Each vcluster is deployed with a "syncer" component that contains all controllers that make a virtual cluster function. This component will be collecting the data and uploading it to our backend at regular intervals (once every 1-5 minutes). We provide a documented example of the telemetry payload that would be uploaded, and of course, the source code responsible for this is fully available in our repo. The telemetry backend is hosted at this address - "https://admin.loft.sh/analytics/v1/vcluster/". The ingestion service is written and maintained by the vcluster maintainers. The data is saved into a relational database with strict access control.
Telemetry payload example
Below you can find an example of the payload that vcluster syncer component would send to our telemetry backend. Some fields are self-explanatory, and some are explained below the example.
instanceProperties.uid- is a unique identifier of a particular instance. It is used to deduplicate data sent over time. The
.metadata.uidvalue of the vcluster PVC or Service resource is used as value.

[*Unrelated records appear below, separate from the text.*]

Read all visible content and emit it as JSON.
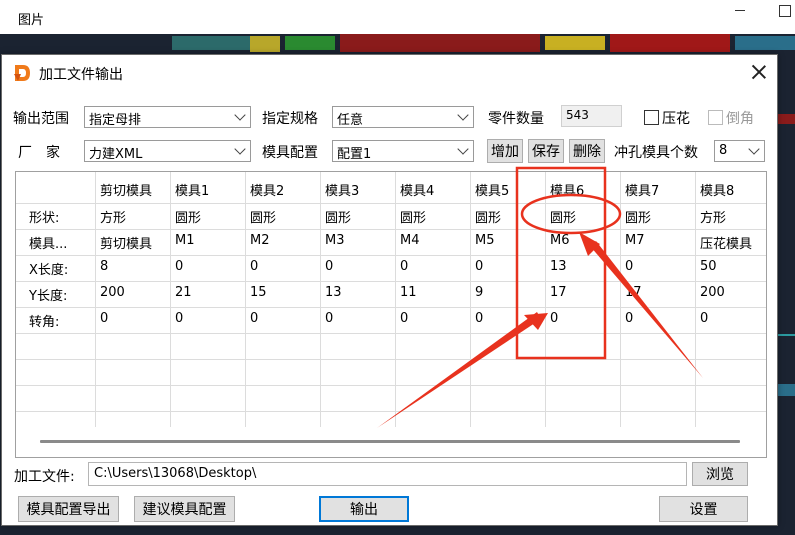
{
  "window": {
    "title": "图片"
  },
  "dialog": {
    "title": "加工文件输出",
    "row1": {
      "range_label": "输出范围",
      "range_value": "指定母排",
      "spec_label": "指定规格",
      "spec_value": "任意",
      "count_label": "零件数量",
      "count_value": "543",
      "emboss_label": "压花",
      "chamfer_label": "倒角"
    },
    "row2": {
      "vendor_label": "厂　家",
      "vendor_value": "力建XML",
      "mold_config_label": "模具配置",
      "mold_config_value": "配置1",
      "add_label": "增加",
      "save_label": "保存",
      "delete_label": "删除",
      "punch_count_label": "冲孔模具个数",
      "punch_count_value": "8"
    },
    "grid": {
      "columns": [
        "",
        "剪切模具",
        "模具1",
        "模具2",
        "模具3",
        "模具4",
        "模具5",
        "模具6",
        "模具7",
        "模具8"
      ],
      "rows": [
        [
          "形状:",
          "方形",
          "圆形",
          "圆形",
          "圆形",
          "圆形",
          "圆形",
          "圆形",
          "圆形",
          "方形"
        ],
        [
          "模具...",
          "剪切模具",
          "M1",
          "M2",
          "M3",
          "M4",
          "M5",
          "M6",
          "M7",
          "压花模具"
        ],
        [
          "X长度:",
          "8",
          "0",
          "0",
          "0",
          "0",
          "0",
          "13",
          "0",
          "50"
        ],
        [
          "Y长度:",
          "200",
          "21",
          "15",
          "13",
          "11",
          "9",
          "17",
          "17",
          "200"
        ],
        [
          "转角:",
          "0",
          "0",
          "0",
          "0",
          "0",
          "0",
          "0",
          "0",
          "0"
        ]
      ]
    },
    "file_label": "加工文件:",
    "file_path": "C:\\Users\\13068\\Desktop\\",
    "browse_label": "浏览",
    "export_config_label": "模具配置导出",
    "suggest_config_label": "建议模具配置",
    "output_label": "输出",
    "settings_label": "设置"
  },
  "colors": {
    "annotation": "#e8321e",
    "cad_background": "#1b2331",
    "focus": "#0078d7"
  }
}
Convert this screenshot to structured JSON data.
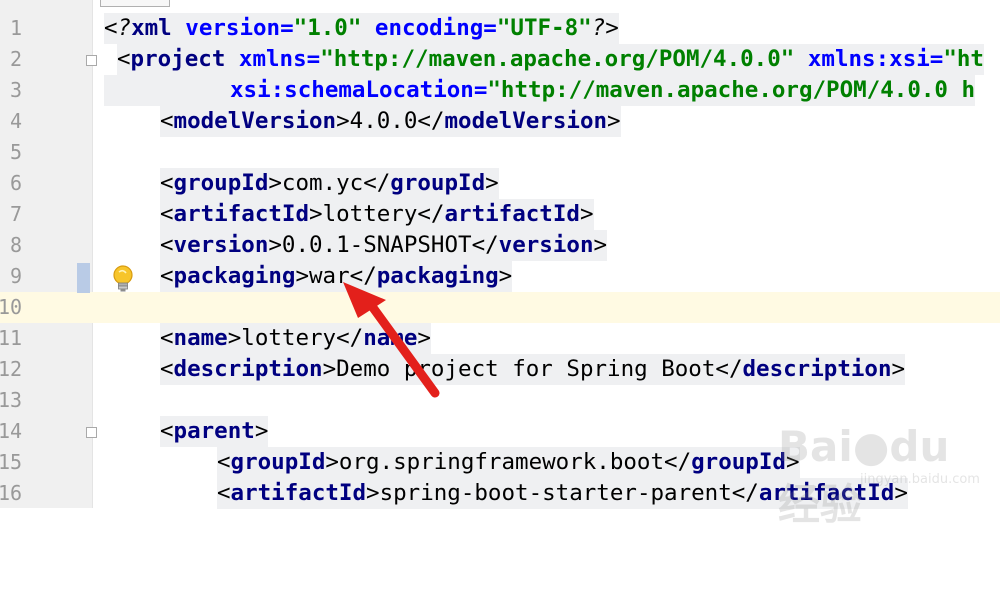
{
  "editor": {
    "lines": [
      {
        "n": "1"
      },
      {
        "n": "2"
      },
      {
        "n": "3"
      },
      {
        "n": "4"
      },
      {
        "n": "5"
      },
      {
        "n": "6"
      },
      {
        "n": "7"
      },
      {
        "n": "8"
      },
      {
        "n": "9"
      },
      {
        "n": "10"
      },
      {
        "n": "11"
      },
      {
        "n": "12"
      },
      {
        "n": "13"
      },
      {
        "n": "14"
      },
      {
        "n": "15"
      },
      {
        "n": "16"
      }
    ],
    "l1": {
      "open": "<?",
      "tag": "xml",
      "a1": " version=",
      "v1": "\"1.0\"",
      "a2": " encoding=",
      "v2": "\"UTF-8\"",
      "close": "?>"
    },
    "l2": {
      "open": "<",
      "tag": "project",
      "a1": " xmlns=",
      "v1": "\"http://maven.apache.org/POM/4.0.0\"",
      "a2": " xmlns:xsi=",
      "v2": "\"ht"
    },
    "l3": {
      "a1": "xsi:schemaLocation=",
      "v1": "\"http://maven.apache.org/POM/4.0.0 h"
    },
    "l4": {
      "tag": "modelVersion",
      "value": "4.0.0"
    },
    "l6": {
      "tag": "groupId",
      "value": "com.yc"
    },
    "l7": {
      "tag": "artifactId",
      "value": "lottery"
    },
    "l8": {
      "tag": "version",
      "value": "0.0.1-SNAPSHOT"
    },
    "l9": {
      "tag": "packaging",
      "value": "war"
    },
    "l11": {
      "tag": "name",
      "value": "lottery"
    },
    "l12": {
      "tag": "description",
      "value": "Demo project for Spring Boot"
    },
    "l14": {
      "tag": "parent"
    },
    "l15": {
      "tag": "groupId",
      "value": "org.springframework.boot"
    },
    "l16": {
      "tag": "artifactId",
      "value": "spring-boot-starter-parent"
    }
  },
  "watermark": {
    "brand": "Bai●du 经验",
    "site": "jingyan.baidu.com"
  },
  "colors": {
    "tag": "#000080",
    "attr": "#0000ff",
    "value": "#008000",
    "current_line": "#fffae3",
    "arrow": "#e3201b"
  }
}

instanceProperties.instanceCreatorUID- is a machine identifier attached by the vcluster CLI to an instance during creation. We use machineid library to get the identifier, and then hash it for privacy.
instanceProperties.syncerFlags- contains a JSON payload that can have two fields:
setFlags- list of the non-default syncer flags that were set, but the values are not collected, we only set
trueas value for each key;
controllers- list of the resource sync controllers that have been enabled in addition to the default one.
events- an array of events for which we want to track duration and outcome (success/failure). We are sending just the GVK of the resource, but never any content.
token- this is a token generated in memory from a static key that is part of the vcluster binary. It is used to validate that the payload is being received from a real vcluster binary.
Telemetry opt-out process
Below, you can find the instructions for disabling the telemetry based on the tool that you use to install or upgrade your vcluster instances.
Execute the following command to permanently opt out of telemetry on a given machine:
vcluster telemetry disable
Your decision will be saved in
All subsequently created or upgraded vcluster instances managed by the vcluster CLI will have the telemetry disabled.
To re-enable telemetry, you can execute the following command:
vcluster telemetry enable
Then, install helm chart using
vcluster.yaml for chart values:
helm upgrade --install my-vcluster vcluster \
--values vcluster.yaml \
--repo https://charts.loft.sh \
--namespace host-namespace-1 \
kubectl create namespace host-namespace-1
helm template my-vcluster vcluster --repo https://charts.loft.sh -n host-namespace-1 --values vcluster.yaml | kubectl apply -f -